_Work order_
For each line in the records that contains "shield", make a copy.

_Record extracts_
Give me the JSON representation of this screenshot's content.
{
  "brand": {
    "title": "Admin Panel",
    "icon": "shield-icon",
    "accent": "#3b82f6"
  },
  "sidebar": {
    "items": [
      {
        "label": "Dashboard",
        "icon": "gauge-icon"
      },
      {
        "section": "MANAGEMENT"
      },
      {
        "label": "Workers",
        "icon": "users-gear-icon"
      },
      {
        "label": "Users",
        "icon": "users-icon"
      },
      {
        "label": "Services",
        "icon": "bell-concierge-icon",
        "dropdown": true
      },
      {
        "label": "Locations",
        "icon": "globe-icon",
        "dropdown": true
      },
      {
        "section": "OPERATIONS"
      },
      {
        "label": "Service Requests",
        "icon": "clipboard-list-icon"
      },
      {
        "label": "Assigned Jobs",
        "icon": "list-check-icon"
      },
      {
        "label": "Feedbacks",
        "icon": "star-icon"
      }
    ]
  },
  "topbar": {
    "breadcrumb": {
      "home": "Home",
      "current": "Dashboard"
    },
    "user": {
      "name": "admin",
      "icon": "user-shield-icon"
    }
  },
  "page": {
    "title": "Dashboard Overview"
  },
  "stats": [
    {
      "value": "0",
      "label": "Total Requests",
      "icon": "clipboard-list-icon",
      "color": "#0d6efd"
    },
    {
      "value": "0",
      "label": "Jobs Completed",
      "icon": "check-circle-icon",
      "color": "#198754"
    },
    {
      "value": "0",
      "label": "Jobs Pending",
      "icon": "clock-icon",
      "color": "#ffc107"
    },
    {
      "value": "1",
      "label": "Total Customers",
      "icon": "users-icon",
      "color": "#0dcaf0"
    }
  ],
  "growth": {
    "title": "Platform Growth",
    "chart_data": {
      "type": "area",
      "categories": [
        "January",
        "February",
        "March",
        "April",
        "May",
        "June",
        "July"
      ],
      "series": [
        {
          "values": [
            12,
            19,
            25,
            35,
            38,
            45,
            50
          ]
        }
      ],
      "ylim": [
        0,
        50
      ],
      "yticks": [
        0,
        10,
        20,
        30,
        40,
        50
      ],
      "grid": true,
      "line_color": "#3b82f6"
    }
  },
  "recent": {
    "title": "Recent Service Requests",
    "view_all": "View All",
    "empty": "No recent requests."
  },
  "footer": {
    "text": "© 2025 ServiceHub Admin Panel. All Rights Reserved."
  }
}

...

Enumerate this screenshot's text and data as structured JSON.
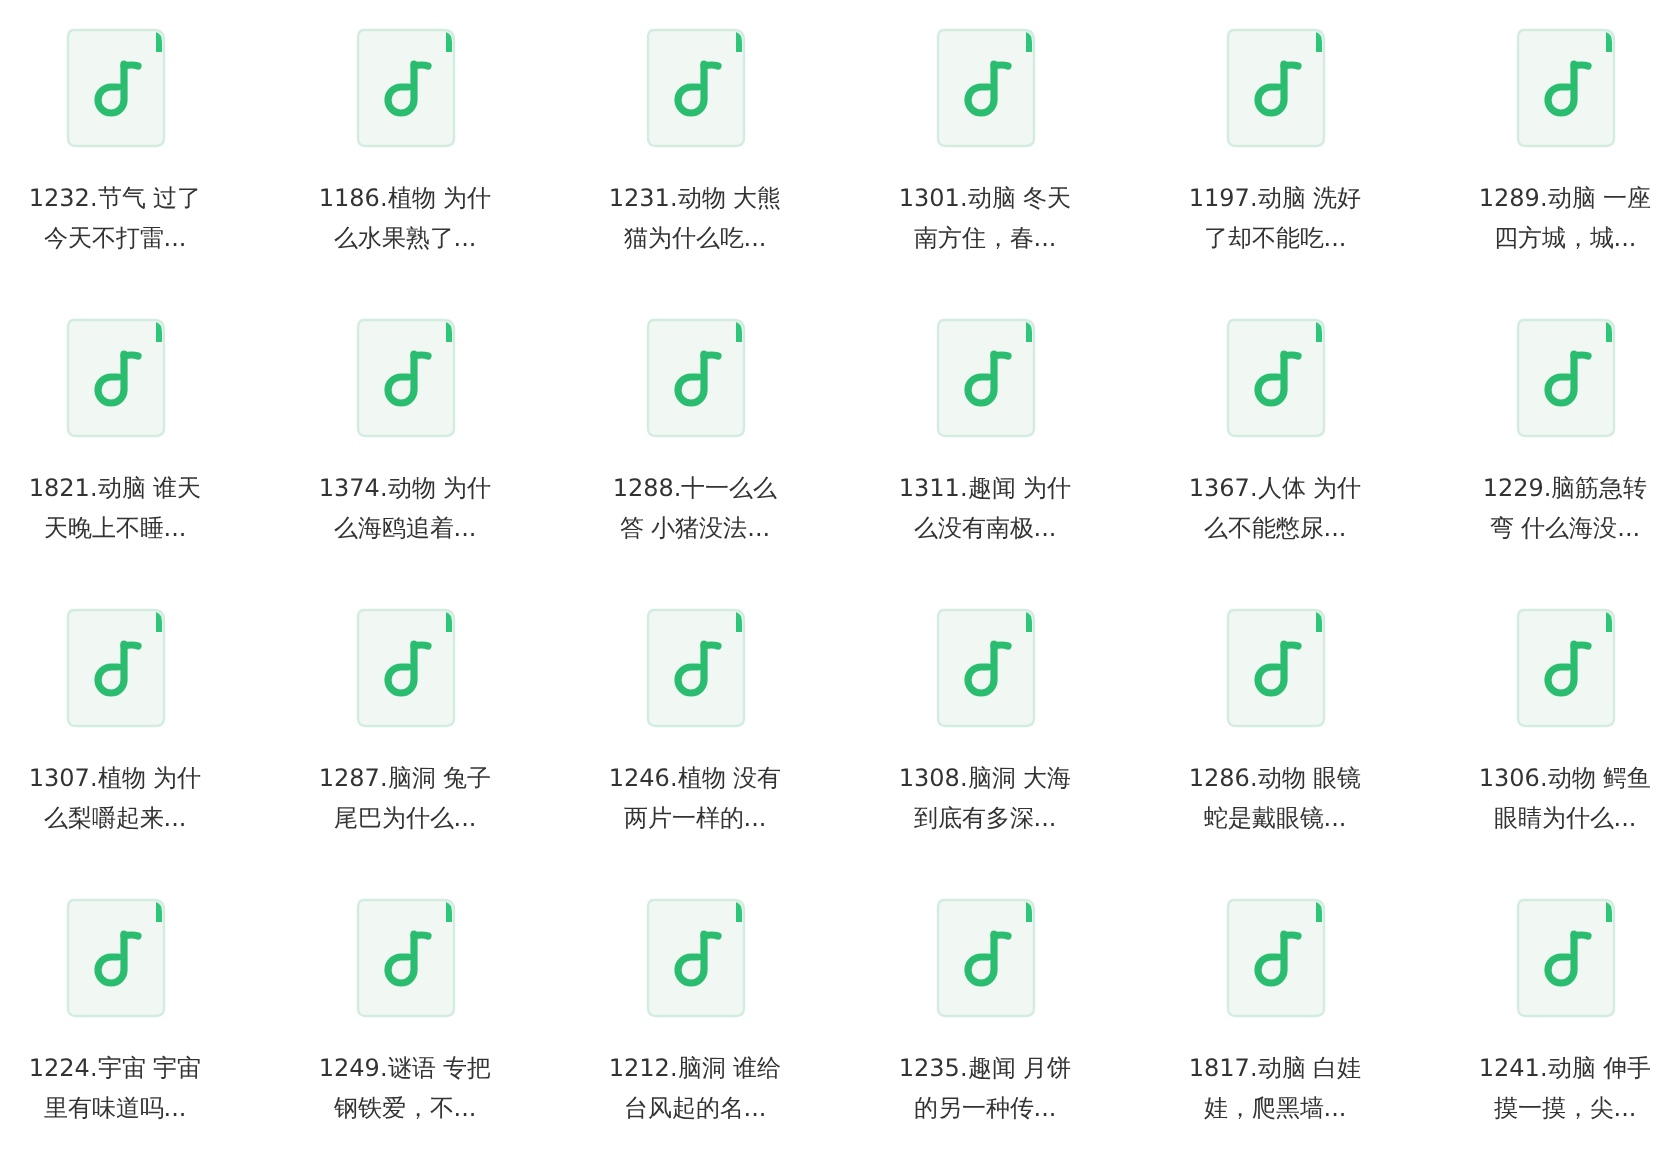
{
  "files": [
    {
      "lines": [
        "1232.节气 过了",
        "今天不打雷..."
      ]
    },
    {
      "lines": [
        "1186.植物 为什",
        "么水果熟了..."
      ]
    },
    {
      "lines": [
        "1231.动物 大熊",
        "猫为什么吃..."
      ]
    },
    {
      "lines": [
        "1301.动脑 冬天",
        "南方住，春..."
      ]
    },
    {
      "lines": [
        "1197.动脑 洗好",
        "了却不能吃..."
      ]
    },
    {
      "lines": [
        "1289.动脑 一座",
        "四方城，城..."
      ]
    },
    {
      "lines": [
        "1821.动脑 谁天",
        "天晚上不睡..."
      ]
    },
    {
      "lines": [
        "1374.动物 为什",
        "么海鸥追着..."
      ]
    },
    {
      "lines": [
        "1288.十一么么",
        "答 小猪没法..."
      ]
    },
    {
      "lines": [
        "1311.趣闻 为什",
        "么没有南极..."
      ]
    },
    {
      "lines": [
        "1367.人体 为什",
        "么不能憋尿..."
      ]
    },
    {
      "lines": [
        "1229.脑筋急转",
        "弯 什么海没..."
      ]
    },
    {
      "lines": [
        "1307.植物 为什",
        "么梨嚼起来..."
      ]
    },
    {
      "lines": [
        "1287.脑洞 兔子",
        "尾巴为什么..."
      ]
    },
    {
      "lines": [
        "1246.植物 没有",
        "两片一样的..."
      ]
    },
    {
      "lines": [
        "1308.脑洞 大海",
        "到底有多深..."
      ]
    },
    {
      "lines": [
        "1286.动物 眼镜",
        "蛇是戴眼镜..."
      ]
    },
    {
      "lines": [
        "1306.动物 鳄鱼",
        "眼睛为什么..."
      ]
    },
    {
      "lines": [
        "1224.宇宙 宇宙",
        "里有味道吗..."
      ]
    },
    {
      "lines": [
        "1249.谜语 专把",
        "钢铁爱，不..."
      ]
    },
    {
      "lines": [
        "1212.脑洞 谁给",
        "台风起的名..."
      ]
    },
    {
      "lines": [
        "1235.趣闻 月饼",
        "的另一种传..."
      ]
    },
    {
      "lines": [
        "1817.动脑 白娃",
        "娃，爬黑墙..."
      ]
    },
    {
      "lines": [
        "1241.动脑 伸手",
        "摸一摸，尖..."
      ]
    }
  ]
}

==

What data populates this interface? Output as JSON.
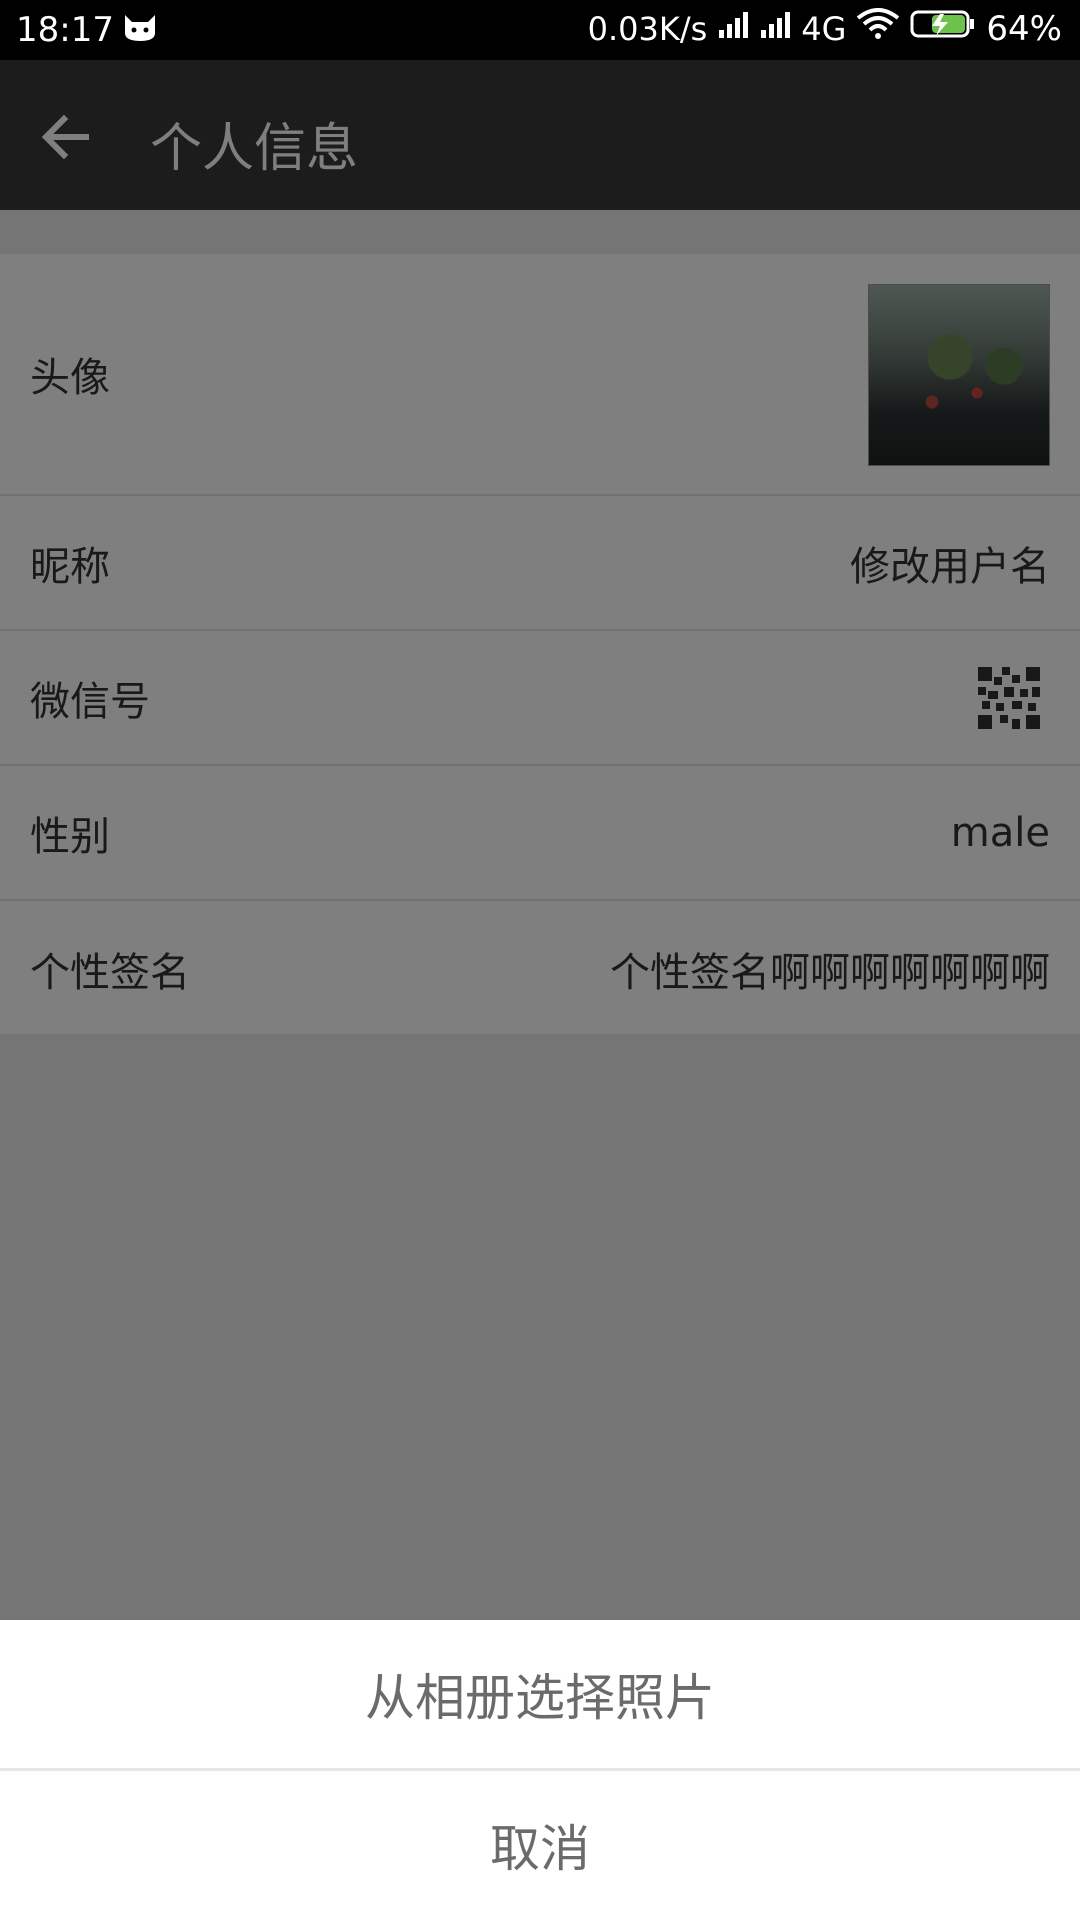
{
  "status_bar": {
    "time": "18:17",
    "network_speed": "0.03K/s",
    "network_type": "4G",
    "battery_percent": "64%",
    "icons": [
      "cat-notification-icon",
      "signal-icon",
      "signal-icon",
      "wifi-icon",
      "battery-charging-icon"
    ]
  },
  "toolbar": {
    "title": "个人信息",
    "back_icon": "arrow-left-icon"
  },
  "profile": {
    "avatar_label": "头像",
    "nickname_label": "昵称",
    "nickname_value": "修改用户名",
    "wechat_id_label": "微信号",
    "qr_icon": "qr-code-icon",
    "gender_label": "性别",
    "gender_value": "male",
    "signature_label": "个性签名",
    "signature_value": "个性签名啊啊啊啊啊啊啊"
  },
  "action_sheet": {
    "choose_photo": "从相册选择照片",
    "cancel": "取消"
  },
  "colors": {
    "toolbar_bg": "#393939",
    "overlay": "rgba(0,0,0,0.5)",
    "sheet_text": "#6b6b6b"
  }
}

_Written response_
    "icon": "shield-icon",
      "icon": "user-shield-icon"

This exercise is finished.